• Task material:
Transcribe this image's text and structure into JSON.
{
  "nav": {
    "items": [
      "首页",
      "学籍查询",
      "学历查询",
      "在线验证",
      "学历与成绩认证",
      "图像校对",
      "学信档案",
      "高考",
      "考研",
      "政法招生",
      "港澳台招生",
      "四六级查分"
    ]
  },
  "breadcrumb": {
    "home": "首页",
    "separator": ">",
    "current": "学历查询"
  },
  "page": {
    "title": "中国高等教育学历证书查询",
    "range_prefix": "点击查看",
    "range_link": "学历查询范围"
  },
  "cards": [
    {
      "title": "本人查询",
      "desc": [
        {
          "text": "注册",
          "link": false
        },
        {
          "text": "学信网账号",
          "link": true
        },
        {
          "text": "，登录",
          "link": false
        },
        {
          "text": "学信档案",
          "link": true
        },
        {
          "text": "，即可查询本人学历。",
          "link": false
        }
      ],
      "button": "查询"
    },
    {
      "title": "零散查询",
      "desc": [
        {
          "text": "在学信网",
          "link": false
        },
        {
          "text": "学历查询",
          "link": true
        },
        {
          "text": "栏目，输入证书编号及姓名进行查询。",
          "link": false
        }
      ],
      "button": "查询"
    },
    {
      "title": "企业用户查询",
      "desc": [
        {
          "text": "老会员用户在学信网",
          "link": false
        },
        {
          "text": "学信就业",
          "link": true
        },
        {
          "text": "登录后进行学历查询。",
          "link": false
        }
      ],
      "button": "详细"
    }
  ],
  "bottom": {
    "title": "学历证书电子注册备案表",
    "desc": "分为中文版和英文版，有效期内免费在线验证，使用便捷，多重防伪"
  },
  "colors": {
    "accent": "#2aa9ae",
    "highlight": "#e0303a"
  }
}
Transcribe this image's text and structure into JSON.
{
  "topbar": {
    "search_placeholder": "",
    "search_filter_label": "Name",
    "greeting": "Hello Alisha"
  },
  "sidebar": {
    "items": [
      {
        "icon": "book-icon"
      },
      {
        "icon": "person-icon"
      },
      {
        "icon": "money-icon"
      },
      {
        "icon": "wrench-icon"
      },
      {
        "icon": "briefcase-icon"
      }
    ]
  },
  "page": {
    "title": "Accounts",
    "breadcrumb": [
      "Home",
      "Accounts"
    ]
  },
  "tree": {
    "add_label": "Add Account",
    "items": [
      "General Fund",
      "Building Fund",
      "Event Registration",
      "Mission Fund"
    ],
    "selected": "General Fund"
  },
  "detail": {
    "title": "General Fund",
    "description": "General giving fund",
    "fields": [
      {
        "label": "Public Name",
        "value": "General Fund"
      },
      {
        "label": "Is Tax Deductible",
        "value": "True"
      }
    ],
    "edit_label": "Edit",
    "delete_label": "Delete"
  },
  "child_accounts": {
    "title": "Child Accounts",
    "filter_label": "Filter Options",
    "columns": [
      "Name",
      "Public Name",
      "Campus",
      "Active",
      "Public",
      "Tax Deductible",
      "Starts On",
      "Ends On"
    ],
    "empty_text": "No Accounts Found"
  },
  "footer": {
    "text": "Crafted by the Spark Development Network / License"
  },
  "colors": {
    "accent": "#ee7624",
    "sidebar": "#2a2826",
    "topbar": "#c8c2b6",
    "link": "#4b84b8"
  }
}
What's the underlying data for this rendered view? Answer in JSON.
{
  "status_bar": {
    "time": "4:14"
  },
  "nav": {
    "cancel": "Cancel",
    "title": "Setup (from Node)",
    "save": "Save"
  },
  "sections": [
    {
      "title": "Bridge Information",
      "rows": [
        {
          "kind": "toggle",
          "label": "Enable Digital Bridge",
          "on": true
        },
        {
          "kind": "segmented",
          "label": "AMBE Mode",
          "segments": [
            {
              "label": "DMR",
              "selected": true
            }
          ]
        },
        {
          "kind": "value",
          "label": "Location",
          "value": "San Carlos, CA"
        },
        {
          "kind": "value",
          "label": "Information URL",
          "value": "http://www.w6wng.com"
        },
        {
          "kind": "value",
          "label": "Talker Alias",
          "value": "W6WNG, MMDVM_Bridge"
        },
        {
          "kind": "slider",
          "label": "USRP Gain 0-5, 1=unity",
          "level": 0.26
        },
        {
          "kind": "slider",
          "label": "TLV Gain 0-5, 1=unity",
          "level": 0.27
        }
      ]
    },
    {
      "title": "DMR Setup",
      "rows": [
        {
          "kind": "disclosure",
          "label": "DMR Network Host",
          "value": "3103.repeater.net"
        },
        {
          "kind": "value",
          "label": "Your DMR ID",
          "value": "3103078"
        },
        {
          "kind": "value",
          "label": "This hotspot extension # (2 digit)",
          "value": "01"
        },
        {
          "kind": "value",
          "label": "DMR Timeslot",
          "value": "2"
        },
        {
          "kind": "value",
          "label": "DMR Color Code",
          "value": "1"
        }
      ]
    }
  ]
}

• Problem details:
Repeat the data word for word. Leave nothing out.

• The answer:
Transcribe this image's text and structure into JSON.
{
  "nav": {
    "items": [
      "首页",
      "学籍查询",
      "学历查询",
      "在线验证",
      "学历与成绩认证",
      "图像校对",
      "学信档案",
      "高考",
      "考研",
      "政法招生",
      "港澳台招生",
      "四六级查分"
    ]
  },
  "breadcrumb": {
    "home": "首页",
    "separator": ">",
    "current": "学历查询"
  },
  "page": {
    "title": "中国高等教育学历证书查询",
    "range_prefix": "点击查看",
    "range_link": "学历查询范围"
  },
  "cards": [
    {
      "title": "本人查询",
      "desc": [
        {
          "text": "注册",
          "link": false
        },
        {
          "text": "学信网账号",
          "link": true
        },
        {
          "text": "，登录",
          "link": false
        },
        {
          "text": "学信档案",
          "link": true
        },
        {
          "text": "，即可查询本人学历。",
          "link": false
        }
      ],
      "button": "查询"
    },
    {
      "title": "零散查询",
      "desc": [
        {
          "text": "在学信网",
          "link": false
        },
        {
          "text": "学历查询",
          "link": true
        },
        {
          "text": "栏目，输入证书编号及姓名进行查询。",
          "link": false
        }
      ],
      "button": "查询"
    },
    {
      "title": "企业用户查询",
      "desc": [
        {
          "text": "老会员用户在学信网",
          "link": false
        },
        {
          "text": "学信就业",
          "link": true
        },
        {
          "text": "登录后进行学历查询。",
          "link": false
        }
      ],
      "button": "详细"
    }
  ],
  "bottom": {
    "title": "学历证书电子注册备案表",
    "desc": "分为中文版和英文版，有效期内免费在线验证，使用便捷，多重防伪"
  },
  "colors": {
    "accent": "#2aa9ae",
    "highlight": "#e0303a"
  }
}
Transcribe this image's text and structure into JSON.
{
  "topbar": {
    "search_placeholder": "",
    "search_filter_label": "Name",
    "greeting": "Hello Alisha"
  },
  "sidebar": {
    "items": [
      {
        "icon": "book-icon"
      },
      {
        "icon": "person-icon"
      },
      {
        "icon": "money-icon"
      },
      {
        "icon": "wrench-icon"
      },
      {
        "icon": "briefcase-icon"
      }
    ]
  },
  "page": {
    "title": "Accounts",
    "breadcrumb": [
      "Home",
      "Accounts"
    ]
  },
  "tree": {
    "add_label": "Add Account",
    "items": [
      "General Fund",
      "Building Fund",
      "Event Registration",
      "Mission Fund"
    ],
    "selected": "General Fund"
  },
  "detail": {
    "title": "General Fund",
    "description": "General giving fund",
    "fields": [
      {
        "label": "Public Name",
        "value": "General Fund"
      },
      {
        "label": "Is Tax Deductible",
        "value": "True"
      }
    ],
    "edit_label": "Edit",
    "delete_label": "Delete"
  },
  "child_accounts": {
    "title": "Child Accounts",
    "filter_label": "Filter Options",
    "columns": [
      "Name",
      "Public Name",
      "Campus",
      "Active",
      "Public",
      "Tax Deductible",
      "Starts On",
      "Ends On"
    ],
    "empty_text": "No Accounts Found"
  },
  "footer": {
    "text": "Crafted by the Spark Development Network / License"
  },
  "colors": {
    "accent": "#ee7624",
    "sidebar": "#2a2826",
    "topbar": "#c8c2b6",
    "link": "#4b84b8"
  }
}
What's the underlying data for this rendered view? Answer in JSON.
{
  "status_bar": {
    "time": "4:14"
  },
  "nav": {
    "cancel": "Cancel",
    "title": "Setup (from Node)",
    "save": "Save"
  },
  "sections": [
    {
      "title": "Bridge Information",
      "rows": [
        {
          "kind": "toggle",
          "label": "Enable Digital Bridge",
          "on": true
        },
        {
          "kind": "segmented",
          "label": "AMBE Mode",
          "segments": [
            {
              "label": "DMR",
              "selected": true
            }
          ]
        },
        {
          "kind": "value",
          "label": "Location",
          "value": "San Carlos, CA"
        },
        {
          "kind": "value",
          "label": "Information URL",
          "value": "http://www.w6wng.com"
        },
        {
          "kind": "value",
          "label": "Talker Alias",
          "value": "W6WNG, MMDVM_Bridge"
        },
        {
          "kind": "slider",
          "label": "USRP Gain 0-5, 1=unity",
          "level": 0.26
        },
        {
          "kind": "slider",
          "label": "TLV Gain 0-5, 1=unity",
          "level": 0.27
        }
      ]
    },
    {
      "title": "DMR Setup",
      "rows": [
        {
          "kind": "disclosure",
          "label": "DMR Network Host",
          "value": "3103.repeater.net"
        },
        {
          "kind": "value",
          "label": "Your DMR ID",
          "value": "3103078"
        },
        {
          "kind": "value",
          "label": "This hotspot extension # (2 digit)",
          "value": "01"
        },
        {
          "kind": "value",
          "label": "DMR Timeslot",
          "value": "2"
        },
        {
          "kind": "value",
          "label": "DMR Color Code",
          "value": "1"
        }
      ]
    }
  ]
}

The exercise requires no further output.